They condemned, in particular, the arrests of members of the Kilusang Magbubukid ng Pilipinas (Peasant Movement of the Philippines or KMP) and the National Federation of Sugar Workers (NFSW). The two have long advanced the calls for the distribution of land and resources to tillers and small food growers.
“There is an obvious campaign that systematically targets groups critical of government policies, including on rural development and agrarian reform. These include the use of court-issued search warrants along with the alleged planting of firearms and explosives as evidence to legitimize police and military operations,” part of the statement read.

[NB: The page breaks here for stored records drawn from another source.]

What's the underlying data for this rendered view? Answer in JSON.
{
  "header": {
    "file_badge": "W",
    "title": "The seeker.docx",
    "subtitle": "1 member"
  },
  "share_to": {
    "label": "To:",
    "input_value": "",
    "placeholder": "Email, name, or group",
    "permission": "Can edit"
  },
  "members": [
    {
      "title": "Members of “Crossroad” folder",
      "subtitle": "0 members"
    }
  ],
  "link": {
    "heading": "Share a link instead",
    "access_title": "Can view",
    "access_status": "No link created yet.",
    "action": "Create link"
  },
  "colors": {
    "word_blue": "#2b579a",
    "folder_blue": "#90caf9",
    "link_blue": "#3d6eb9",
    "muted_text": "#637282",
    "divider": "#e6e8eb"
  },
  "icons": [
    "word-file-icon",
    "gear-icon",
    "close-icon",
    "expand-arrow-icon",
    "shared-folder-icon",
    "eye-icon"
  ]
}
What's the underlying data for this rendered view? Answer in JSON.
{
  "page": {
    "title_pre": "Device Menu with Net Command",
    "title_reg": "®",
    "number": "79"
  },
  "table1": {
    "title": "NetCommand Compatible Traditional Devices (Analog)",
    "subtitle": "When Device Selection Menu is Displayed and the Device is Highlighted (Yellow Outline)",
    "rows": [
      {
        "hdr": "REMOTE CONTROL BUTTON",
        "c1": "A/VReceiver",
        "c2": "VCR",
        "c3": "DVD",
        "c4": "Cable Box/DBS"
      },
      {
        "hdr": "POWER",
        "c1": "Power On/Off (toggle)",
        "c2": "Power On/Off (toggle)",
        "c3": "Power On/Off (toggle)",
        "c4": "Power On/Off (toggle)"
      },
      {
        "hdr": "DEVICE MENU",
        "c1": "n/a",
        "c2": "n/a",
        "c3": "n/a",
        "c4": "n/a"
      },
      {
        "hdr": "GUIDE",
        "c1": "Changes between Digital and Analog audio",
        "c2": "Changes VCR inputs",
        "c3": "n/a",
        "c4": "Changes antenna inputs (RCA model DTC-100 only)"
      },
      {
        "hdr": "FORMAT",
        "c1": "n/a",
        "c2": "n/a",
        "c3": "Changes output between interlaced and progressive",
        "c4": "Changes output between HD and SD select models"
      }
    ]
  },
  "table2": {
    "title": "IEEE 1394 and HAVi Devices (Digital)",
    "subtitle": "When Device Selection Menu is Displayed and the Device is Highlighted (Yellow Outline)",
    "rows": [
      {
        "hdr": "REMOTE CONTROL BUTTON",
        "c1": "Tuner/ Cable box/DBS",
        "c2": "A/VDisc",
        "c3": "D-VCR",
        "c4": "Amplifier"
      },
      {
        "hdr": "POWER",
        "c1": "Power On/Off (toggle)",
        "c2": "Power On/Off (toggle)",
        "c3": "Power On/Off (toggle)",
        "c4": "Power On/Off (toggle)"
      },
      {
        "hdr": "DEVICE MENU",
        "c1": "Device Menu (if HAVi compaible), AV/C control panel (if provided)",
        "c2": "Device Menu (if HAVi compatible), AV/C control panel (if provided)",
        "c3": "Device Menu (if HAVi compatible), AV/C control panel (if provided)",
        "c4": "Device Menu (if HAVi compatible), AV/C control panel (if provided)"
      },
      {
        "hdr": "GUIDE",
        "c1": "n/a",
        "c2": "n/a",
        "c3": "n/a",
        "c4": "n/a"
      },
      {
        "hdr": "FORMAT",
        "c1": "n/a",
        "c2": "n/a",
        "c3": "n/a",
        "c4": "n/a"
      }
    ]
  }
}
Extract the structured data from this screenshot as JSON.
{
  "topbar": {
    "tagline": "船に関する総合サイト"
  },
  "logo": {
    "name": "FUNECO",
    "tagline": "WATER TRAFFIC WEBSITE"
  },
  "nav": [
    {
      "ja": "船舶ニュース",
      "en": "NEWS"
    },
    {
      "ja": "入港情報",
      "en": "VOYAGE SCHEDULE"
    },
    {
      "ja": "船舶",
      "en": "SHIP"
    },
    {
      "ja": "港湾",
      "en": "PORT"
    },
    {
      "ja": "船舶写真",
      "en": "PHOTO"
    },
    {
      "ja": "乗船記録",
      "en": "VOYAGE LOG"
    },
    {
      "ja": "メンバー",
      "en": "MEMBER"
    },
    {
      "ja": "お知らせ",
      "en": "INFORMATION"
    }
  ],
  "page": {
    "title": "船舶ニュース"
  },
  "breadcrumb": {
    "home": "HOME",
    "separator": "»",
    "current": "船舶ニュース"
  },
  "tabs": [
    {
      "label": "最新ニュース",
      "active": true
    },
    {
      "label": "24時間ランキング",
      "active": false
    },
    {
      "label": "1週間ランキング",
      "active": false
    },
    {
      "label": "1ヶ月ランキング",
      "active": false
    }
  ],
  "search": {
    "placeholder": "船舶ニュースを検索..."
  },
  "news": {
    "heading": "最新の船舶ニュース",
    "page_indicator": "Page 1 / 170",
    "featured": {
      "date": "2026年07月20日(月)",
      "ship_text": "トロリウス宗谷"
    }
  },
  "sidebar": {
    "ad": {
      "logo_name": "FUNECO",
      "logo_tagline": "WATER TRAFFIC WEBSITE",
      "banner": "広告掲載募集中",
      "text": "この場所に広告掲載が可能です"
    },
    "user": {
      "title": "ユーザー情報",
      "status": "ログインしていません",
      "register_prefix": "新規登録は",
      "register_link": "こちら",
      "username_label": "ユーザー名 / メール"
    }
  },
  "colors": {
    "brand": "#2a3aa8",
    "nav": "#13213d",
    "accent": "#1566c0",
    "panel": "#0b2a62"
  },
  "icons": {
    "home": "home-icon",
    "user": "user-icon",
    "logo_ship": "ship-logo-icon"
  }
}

The local police and military allegedly seized firearms and ammunition during the simultaneous raids of provincial offices of several progressive groups. Local human rights watchdogs later belied this claim and denounced the counterinsurgency operations used to justify the persecution of people’s organizations.
Many of the arrested individuals were indeed targeted because of alleged links to armed insurgents in the region. “We join the campaign for a peaceful resolution to the armed conflict by addressing what fuels it in the Philippine countryside — the abject landlessness and poverty of rural people,” according to the statement.
Fifty national organizations signed the statement and are joined by nine regional and global networks led by PAN Asia Pacific (PANAP); Asian Peasant Coalition (APC); Coalition of Agricultural Workers International (CAWI); Asian Rural Women’s Coalition (ARWC); GRAIN; Asia Pacific Forum on Women, Law and Development (APWLD); Asia Pacific Research Network (APRN); European Network for Justice and Peace in the Philippines; and Youth for Food Sovereignty (YFS).
The groups noted that violent and repressive policies have only historically stoked greater social unrest. The filing of fabricated cases could also further threaten the safety and wellbeing of community leaders and activists.
“They are vulnerable enough to violence without legal persecution making it even more daunting for them to work unencumbered by fear for their life. The government crackdown on them serves only to subdue the sectors they help mobilize against everyday injustices,” the statement concluded.